FuelCell Energy, Inc. FCEL, +1.01% a global leader in the design, manufacture, operation and service of ultra-clean, efficient and reliable fuel cell power plants, announces significant progress towards achieving commercial deployment of its solid oxide fuel cell (SOFC) technology, naming three projects selected by the U.S. Department of Energy (DOE) for funding support. The projects are designed to demonstrate performance and commercial-readiness, further reduce both product and manufacturing costs, and validate hydrogen production utilizing the SOFC technology in an electrolysis configuration.
“FuelCell Energy is a leader in developing innovative clean power generation that enhances energy resiliency and security in an environmentally-friendly manner and contributes to the growth of our economy with domestic manufacturing,” said Congresswoman Elizabeth Esty (CT-5). “The vision and support from the Department of Energy is a testament to the groundbreaking work being performed by the FuelCell Energy team.”
Commercialization with 400 kilowatt project
FuelCell Energy is operating a grid-connected 50 kilowatt solid oxide fuel cell power plant at its facility in Danbury, Connecticut and currently building a 100 kilowatt SOFC plant for grid-interconnection that is expected to be operational in 2016 in Danbury. The next step in SOFC commercialization is a larger project at a prominent commercial site. With the support of the Department of Energy under a recent notice-of-selection for a $10.9 million cost-share project, FuelCell Energy will install and operate a 400 kilowatt SOFC system. The Company expects to finalize the award in the next one to two months, conclude negotiations with a site host and complete DOE review by the end of 2015, and then undertake fabrication and installation. This project is a significant step in commercializing SOFC technology for sub-megawatt applications.
The second FuelCell Energy project selected by the DOE is focused on automated manufacturing, utilizing continuous flow with consistent high quality and within market-competitive cost parameters. The project targets cost reduction in the design and advancing the reliability, robustness and endurance of the fuel cells. The project term is approximately 18 months and the $3.125 million cost-share award is expected to be finalized with the DOE within the next one to two months. The University of Connecticut (UCONN) is a sub-contractor on the project supporting the materials cost-out efforts and aspects of the automated manufacturing processes.”We have extensive experience in reducing product costs and leveraging manufacturing scale, as demonstrated by our commercial carbonate megawatt class power plants,” commented Mr. Bottone.The projects will be undertaken at facilities in Danbury, Connecticut and will be supported by the research and development team at Versa Power Systems, a wholly owned subsidiary of FuelCell Energy, and sub-contractor UCONN.

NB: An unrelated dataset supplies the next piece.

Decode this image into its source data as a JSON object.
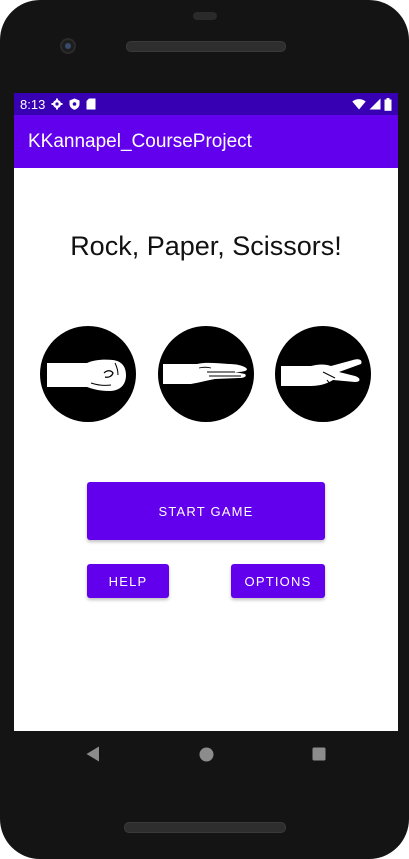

Electrolysis for hydrogen production
The third project, supported by a $1.3 million cost-share award from the DOE’s Fuel Cell Technologies Office, is adapting existing SOFC stack technology for hydrogen production application by achieving electrolysis through a solid oxide electrolyzer cell (SOEC) at very high efficiency and within established cost parameters. A solid oxide electrolyzer cell (SOEC) is a SOFC that essentially runs in reverse, utilizing an electric current, to produce pure hydrogen and oxygen in a clean and efficient process.
“Hydrogen production via a solid oxide electrolyzer cell is a very promising method of generating hydrogen from water due to its very high conversion efficiency and low energy input requirements,” said Tony Leo, Vice President Applications & Advanced Technology Development, FuelCell Energy, Inc. “Solid oxide fuel cell technology is the most efficient adaption of fuel cell technology for electrolysis and our fuel cell stack operates in either power or electrolysis mode.”
Hydrogen produced from SOEC can be stored and used for grid-power, hydrogen fueling stations or for industrial purposes as an alternative to natural gas reforming. SOEC can also be applied as a clean and highly efficient solution for storing excess power produced by intermittent technologies when their output exceeds the needs of the electric grid. The capability to switch between electrolysis mode and fuel cell mode means that a hydrogen based storage system can be configured with only one set of fuel cell stacks, instead of separate systems for electrolysis and power generation operations, substantially reducing cost.
The Company’s SOFC technology generates industry-leading electrical efficiency of approximately 60 percent plus usable heat for combined heat and power applications, resulting in total estimated thermal efficiency between 80 and 85 percent. The technology is also fuel flexible, with the ability to utilize coal syngas, clean natural gas, on-site renewable biogas or directed biogas. Fuel cells electrochemically convert a fuel source into electricity and heat in a highly efficient process that emits virtually no pollutants due to the absence of combustion.